The contrast is a legacy from the Cold War, when Germany was divided from east to west as tensions mounted between America and the West, against Russia. Berlin was divided down the middle by a brick and wire wall for 10,316 days. When the wall fell, it heralded the end of the Cold War.
And while Berlin has been a united city for 30 years now, the division can still be seen glowing on clear nights. East Berlin glows orange while to West Berlin glows a bright white.
European Space Agency astronaut Andre Kuipers took the image at the top of this story from the International Space Station.
Mikhail Metzel / AP
One of the reasons for the light divide is that the light shades and fittings used are different from one side of the city to the other, according to the AP.
Daniela Augenstine, who worked in Berlin's street furniture department, told The Guardian that the east uses sodium-vapor lamps, which are older and produce a yellower light, while the west uses fluorescent lamps, which producer a brighter, whiter light. The west preferred non-sodium lamps because they were cheaper, easier to maintain, and better for the environment.

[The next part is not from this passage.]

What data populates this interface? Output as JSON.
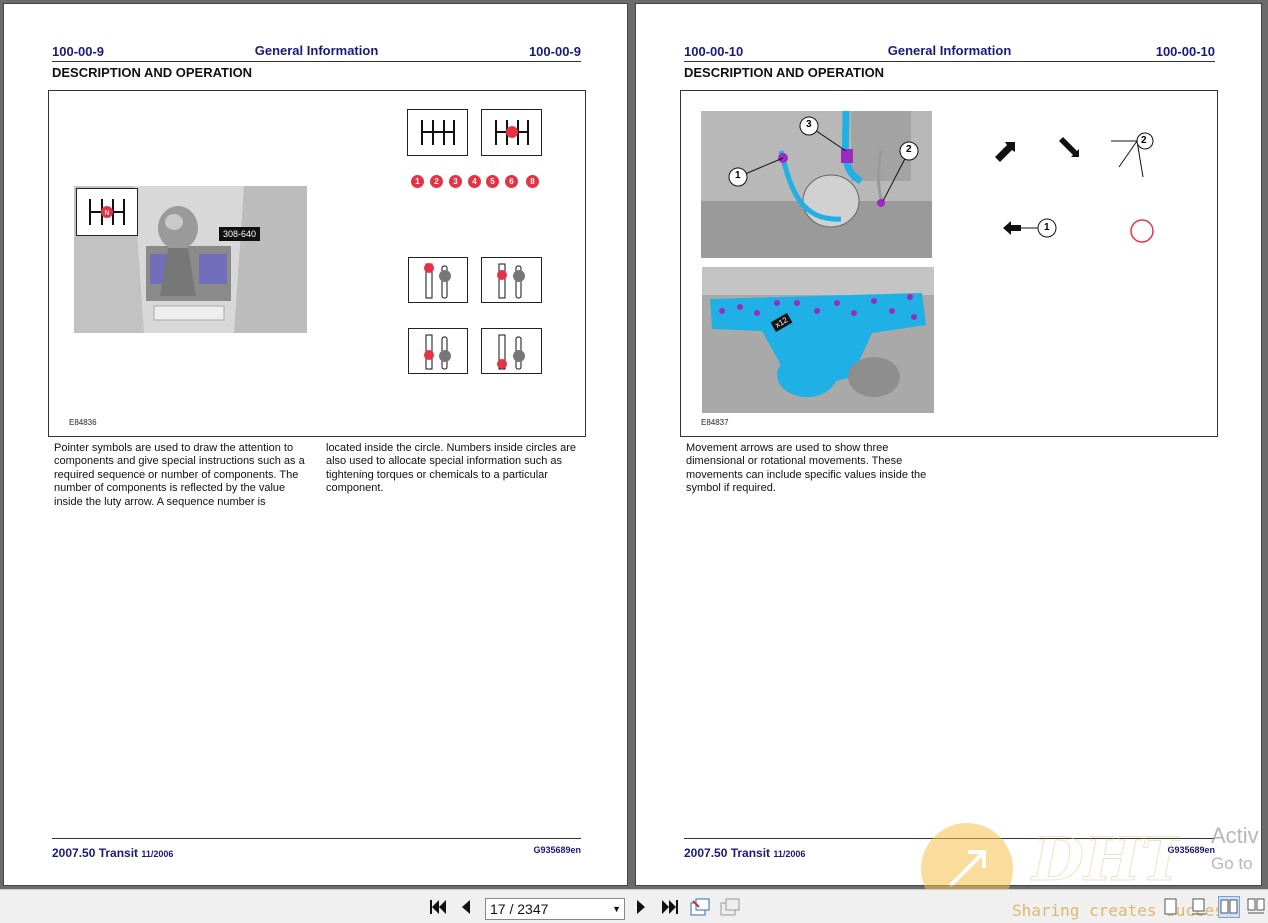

According to The Telegraph, another reason for the contrast is that West Berlin has boomed with shopping and commercial districts, compared to East Berlin, and the light reflects the higher levels of activity.
Aslu / ullstein bild / Getty
Christa Mientus-Schirmer, who worked for the Berlin city government, told The Guardian that although a lot of progress had been made to unify the city after the wall fell, the city government hasn't had the funding it would have liked to be able to make the two halves of the city equal.
This isn't the only photo to show Berlin's night light divide. In 2013, Canadian astronaut Chris Hadfield also took a photo from the ISS when he noticed the difference.
But astronauts might not be able to see the divide for too much longer - Berlin is replacing its gas-powered lights with electrical ones to reduce energy consumption. According to German newspaper Der Tagesspiegel, about 30,000 gas lamps were still in service as of January 2019.